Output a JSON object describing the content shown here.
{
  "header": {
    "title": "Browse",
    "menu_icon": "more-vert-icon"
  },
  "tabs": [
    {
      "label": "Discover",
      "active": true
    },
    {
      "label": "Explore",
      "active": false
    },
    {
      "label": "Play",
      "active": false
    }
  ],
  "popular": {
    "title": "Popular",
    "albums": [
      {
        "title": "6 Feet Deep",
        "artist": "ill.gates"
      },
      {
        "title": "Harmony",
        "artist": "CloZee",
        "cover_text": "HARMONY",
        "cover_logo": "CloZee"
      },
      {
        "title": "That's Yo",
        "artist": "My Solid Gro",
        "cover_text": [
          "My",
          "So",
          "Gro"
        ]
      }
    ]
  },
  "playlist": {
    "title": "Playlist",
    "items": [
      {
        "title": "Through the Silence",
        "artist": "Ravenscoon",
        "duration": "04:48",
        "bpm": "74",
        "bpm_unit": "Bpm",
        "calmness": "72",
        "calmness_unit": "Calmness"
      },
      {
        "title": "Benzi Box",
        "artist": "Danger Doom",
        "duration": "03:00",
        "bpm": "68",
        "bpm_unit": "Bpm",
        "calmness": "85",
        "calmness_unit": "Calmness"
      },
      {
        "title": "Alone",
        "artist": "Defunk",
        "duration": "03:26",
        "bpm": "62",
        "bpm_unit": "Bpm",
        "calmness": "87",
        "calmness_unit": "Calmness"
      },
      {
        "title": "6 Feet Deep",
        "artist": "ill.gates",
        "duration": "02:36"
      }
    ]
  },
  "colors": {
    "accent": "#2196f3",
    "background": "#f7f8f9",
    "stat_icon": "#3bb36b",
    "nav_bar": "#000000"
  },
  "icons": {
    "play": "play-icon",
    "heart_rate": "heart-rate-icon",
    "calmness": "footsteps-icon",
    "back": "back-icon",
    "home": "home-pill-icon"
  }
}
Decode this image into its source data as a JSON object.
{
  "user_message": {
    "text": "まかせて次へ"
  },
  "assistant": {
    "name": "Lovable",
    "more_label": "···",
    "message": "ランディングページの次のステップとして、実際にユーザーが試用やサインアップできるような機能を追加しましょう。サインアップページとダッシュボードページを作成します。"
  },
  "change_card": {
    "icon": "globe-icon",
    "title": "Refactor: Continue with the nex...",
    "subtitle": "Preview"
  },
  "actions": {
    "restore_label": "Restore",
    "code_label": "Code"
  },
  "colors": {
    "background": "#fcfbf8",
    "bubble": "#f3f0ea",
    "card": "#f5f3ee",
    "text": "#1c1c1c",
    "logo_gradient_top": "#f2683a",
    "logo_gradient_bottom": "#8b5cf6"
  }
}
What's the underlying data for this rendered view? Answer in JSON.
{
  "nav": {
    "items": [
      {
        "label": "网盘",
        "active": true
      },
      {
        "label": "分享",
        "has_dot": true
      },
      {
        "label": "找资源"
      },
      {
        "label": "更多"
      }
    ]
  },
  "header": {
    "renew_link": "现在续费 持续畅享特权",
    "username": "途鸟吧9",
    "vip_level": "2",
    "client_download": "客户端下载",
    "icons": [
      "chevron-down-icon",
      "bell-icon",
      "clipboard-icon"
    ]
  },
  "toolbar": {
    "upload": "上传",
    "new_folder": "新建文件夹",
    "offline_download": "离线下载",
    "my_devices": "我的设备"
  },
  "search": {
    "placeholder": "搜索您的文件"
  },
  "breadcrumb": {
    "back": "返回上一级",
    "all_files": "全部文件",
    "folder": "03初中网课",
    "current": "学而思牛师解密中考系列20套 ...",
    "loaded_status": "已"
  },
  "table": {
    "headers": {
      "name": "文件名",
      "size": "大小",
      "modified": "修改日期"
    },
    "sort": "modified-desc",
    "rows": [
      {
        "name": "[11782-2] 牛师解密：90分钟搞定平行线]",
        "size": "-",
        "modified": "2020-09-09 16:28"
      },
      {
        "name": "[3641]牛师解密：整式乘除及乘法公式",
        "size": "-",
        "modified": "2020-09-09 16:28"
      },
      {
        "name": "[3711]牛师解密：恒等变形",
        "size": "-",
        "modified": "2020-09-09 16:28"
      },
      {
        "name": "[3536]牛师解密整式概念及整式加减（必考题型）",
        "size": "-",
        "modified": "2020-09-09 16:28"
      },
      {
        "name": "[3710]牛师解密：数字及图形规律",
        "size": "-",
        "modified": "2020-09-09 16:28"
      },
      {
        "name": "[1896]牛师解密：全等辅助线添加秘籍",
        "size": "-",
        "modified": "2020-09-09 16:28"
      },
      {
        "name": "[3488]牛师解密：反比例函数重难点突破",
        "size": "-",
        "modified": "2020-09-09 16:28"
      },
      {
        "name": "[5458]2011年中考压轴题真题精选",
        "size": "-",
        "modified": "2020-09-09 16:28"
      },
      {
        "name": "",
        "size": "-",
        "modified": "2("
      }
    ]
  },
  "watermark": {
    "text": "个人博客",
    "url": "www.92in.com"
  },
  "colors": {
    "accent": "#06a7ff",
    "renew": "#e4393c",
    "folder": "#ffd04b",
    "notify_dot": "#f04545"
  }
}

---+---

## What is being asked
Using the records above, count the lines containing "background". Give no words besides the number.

## Written response
2